asd

Wadi wanderings in Kumzar (Photo: Emily O’Dell)

Posted in Blog | Comments Off on The Wadi of Kumzar…

Approaching Kumzar…

ads

Docking in Kumzar (Photo: Emily O’Dell)

Words cannot describe the thrill I felt while approaching the isolated town of Kumzar in the Sultanate of Oman…

Posted in Blog | Comments Off on Approaching Kumzar…

Fishing in Kumzar…

asdf

Exploring Kumzar (Photo: Emily O’Dell)

Sardine central! I learned about fishing in Kumzar firsthand — these kind fisherman showed me the ropes (literally!).

Posted in Blog | Comments Off on Fishing in Kumzar…

Boarding the Boat to Kumzar…

Shipping off to Kumzar (Photo: Emily O'Dell)

Shipping off to Kumzar (Photo: Emily O’Dell)

I was very excited to board this small boat for a one hour ride into the Strait of Hormuz to visit Kumzar — and I was grateful for all of the Omanis who made it possible.

asdf

Approaching Kumzar (Photo: Emily O’Dell)

Posted in Blog | Comments Off on Boarding the Boat to Kumzar…

Gone Round the Bend…

Telegraph Island in Oman (Photo: Emily O'Dell)

Telegraph Island in Oman (Photo: Emily O’Dell)

Before I left the Sultanate of Oman for the summer to do a fellowship at the American Center for Mongolian Studies in Mongolia, I took a boat ride to the isolated town of Kumzar (the northernmost tip of Oman). On the boat trip, my friends took me ’round the bend to Telegraph Island, a bare, rocky islet within one of the fjords of Musandam which served in the 19th century as a British communications post to relay messages from India to Britain. The isolation, heat, and hostile local tribes allegedly led British soldiers stationed there to go mad — hence giving birth to the phrase “going around the bend” (it’s not clear if the deaths on the island were from suicide, murder, or both). I have to confess: as we were swerving through the endless fjords, I felt myself going a little bit mad — the imposing, encircling fjords mask the horizon line, and the monotony of fjord after fjord makes one feel like they might just be the last one left on earth. In June 1867, Col Stewart wrote: “In a purely sanitary point of view, it would be desirable to move the establishment to a less confined locality. The heat…the high encircling rocks and limited view to seaward must have a depressing effect upon Europeans, especially during the hot season.”

Posted in Blog | Comments Off on Gone Round the Bend…

Land of Genghis Khan…

asdf

Summering in Mongolia (Photo: Emily O’Dell)

A joy to be spening my 4th summer in Mongolia, where even the airport is named after legendary leader Genghis Khan…

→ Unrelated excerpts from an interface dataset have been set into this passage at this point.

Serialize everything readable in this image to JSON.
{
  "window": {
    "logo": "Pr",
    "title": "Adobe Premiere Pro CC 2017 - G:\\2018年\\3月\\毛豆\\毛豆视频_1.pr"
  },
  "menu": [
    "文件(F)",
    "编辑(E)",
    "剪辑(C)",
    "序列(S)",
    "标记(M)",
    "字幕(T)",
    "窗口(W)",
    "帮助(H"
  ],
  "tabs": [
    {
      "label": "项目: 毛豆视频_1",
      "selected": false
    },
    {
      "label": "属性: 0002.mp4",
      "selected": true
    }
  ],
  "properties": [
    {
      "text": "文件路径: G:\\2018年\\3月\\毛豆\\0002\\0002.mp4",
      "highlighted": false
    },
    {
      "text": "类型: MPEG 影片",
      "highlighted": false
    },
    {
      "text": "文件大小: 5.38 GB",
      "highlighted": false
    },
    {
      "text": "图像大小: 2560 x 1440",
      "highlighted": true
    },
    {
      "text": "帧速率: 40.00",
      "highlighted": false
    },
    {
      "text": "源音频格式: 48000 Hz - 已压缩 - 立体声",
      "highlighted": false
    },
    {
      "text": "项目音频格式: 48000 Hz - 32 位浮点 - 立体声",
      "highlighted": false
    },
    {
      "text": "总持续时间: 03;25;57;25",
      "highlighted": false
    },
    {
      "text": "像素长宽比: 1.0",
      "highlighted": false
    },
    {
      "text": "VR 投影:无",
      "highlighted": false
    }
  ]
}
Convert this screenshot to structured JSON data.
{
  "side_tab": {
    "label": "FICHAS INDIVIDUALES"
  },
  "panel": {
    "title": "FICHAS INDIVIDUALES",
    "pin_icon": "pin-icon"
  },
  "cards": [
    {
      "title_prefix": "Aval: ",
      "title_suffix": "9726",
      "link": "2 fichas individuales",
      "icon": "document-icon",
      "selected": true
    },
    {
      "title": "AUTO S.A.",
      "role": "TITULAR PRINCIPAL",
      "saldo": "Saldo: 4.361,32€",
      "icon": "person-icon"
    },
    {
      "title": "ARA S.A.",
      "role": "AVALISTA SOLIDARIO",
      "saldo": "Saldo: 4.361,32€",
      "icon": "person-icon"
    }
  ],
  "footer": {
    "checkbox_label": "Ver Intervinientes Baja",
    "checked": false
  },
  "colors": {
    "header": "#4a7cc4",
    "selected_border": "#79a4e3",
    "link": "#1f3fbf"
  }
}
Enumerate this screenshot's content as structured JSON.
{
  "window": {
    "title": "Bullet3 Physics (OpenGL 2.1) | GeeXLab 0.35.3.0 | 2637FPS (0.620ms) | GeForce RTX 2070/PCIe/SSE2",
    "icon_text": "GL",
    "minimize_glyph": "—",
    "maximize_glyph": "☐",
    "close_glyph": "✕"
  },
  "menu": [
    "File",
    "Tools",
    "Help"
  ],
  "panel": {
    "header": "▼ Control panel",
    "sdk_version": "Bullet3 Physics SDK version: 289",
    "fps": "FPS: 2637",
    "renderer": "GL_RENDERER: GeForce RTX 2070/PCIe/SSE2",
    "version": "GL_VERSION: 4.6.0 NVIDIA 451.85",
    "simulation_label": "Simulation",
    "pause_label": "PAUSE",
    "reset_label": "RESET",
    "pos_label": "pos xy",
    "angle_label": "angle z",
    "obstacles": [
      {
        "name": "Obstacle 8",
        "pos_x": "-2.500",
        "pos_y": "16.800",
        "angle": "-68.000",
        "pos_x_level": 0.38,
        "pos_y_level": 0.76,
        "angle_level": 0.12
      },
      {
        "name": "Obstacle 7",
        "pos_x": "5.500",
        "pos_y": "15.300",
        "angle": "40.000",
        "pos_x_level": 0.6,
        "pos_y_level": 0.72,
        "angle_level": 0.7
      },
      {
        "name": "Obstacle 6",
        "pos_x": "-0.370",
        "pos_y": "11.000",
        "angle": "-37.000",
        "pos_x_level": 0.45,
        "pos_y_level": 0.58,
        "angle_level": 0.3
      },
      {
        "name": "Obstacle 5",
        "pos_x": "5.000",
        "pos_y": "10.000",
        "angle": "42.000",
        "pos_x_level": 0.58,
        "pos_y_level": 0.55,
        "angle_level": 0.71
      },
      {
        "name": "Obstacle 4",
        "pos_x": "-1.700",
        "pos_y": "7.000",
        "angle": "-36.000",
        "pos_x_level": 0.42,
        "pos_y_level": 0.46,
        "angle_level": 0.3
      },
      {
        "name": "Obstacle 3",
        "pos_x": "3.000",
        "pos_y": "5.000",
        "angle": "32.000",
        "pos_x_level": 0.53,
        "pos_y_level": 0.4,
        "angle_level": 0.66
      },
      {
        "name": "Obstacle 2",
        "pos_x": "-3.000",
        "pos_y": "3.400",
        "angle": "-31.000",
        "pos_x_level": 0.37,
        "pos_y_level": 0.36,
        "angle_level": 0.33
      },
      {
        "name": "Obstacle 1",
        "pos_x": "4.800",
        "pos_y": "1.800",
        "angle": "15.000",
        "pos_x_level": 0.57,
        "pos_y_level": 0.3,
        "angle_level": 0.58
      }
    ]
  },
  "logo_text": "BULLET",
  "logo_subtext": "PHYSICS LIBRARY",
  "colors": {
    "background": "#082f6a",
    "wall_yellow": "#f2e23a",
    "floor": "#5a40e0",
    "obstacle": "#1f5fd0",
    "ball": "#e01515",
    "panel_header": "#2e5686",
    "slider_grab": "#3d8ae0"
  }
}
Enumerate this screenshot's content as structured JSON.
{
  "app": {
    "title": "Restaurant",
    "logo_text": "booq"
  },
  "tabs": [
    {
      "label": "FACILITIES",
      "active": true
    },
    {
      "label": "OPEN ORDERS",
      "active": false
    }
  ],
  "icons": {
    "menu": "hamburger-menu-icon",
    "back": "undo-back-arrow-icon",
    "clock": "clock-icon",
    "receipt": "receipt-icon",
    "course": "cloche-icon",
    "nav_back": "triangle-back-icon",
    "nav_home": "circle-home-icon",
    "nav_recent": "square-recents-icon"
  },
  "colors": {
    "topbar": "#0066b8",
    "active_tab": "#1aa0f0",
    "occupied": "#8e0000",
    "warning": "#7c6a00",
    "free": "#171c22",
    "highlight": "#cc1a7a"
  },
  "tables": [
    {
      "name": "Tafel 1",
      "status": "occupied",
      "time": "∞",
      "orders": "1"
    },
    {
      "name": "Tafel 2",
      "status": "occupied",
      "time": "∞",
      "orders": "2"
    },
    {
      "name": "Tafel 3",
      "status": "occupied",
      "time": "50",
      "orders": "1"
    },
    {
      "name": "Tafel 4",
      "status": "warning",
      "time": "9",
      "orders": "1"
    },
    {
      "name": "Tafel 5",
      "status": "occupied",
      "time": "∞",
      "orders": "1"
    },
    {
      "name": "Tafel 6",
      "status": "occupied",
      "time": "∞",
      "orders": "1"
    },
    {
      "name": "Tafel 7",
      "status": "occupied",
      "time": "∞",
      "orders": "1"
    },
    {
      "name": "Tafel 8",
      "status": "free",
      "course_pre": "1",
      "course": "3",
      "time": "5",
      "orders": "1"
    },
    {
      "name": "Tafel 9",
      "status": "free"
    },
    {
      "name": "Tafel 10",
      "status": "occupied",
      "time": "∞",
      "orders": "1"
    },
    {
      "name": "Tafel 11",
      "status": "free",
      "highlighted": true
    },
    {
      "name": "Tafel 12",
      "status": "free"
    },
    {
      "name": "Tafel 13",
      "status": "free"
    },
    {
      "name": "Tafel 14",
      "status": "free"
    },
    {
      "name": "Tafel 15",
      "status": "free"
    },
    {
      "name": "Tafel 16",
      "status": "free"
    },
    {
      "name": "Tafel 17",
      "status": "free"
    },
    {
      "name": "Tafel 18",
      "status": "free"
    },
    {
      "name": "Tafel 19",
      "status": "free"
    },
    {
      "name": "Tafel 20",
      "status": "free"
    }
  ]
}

asdf

Following in Genghis Khan’s footsteps (Photo: Emily O’Dell)

Posted in Blog | Comments Off on Land of Genghis Khan…

Camel Surrogates…

Camel time in Mongolia (Photos: Emily O'Dell)

Camel time in Mongolia (Photos: Emily O’Dell)

The friendly camels in Mongolia help me deal with the pain of leaving behind my camel friends in the Sultanate of Oman…

Posted in Blog | Comments Off on Camel Surrogates…

Mongolian Election…

Presidential campaigning in Mongolia (Photo: Emily O'Dell)

Presidential campaigning in Mongolia (Photo: Emily O’Dell)

I walked out of my apartment in Ulaanbaatar to find this yurt (ger) — set up to campaign for one of the presidential candidates in the upcoming election…

Posted in Blog | Comments Off on Mongolian Election…

Postcard from Mongolia…

sdfasd

At work in Mongolia (Photo: Emily O’Dell)

Posted in Blog | Comments Off on Postcard from Mongolia…

Postcard from Mongolia…

Enjoying Mongolia (Photo: Emily O'Dell)

Enjoying life & research in Mongolia (Photo: Emily O’Dell)

Posted in Blog | Comments Off on Postcard from Mongolia…

Transdisciplinary Research in Mongolia…

This week in Mongolia (Photos: Emily O'Dell)

Presenting research this week in Mongolia (Photos: Emily O’Dell)

This week, I had the joy and honor of presenting my research at a conference in Ulaanbaatar sponsored by the American Center for Mongolian Studies and BioRegions entitled, “Transdisciplinary Research in Mongolia: Bridging the Cultural/Natural Science Divide.” I loved seeing my name and the title of my research in the program in both English and Mongolian. It was a wonderful conference, and I was grateful to be a part of it (and to have my work well-received).

Posted in Blog | Comments Off on Transdisciplinary Research in Mongolia…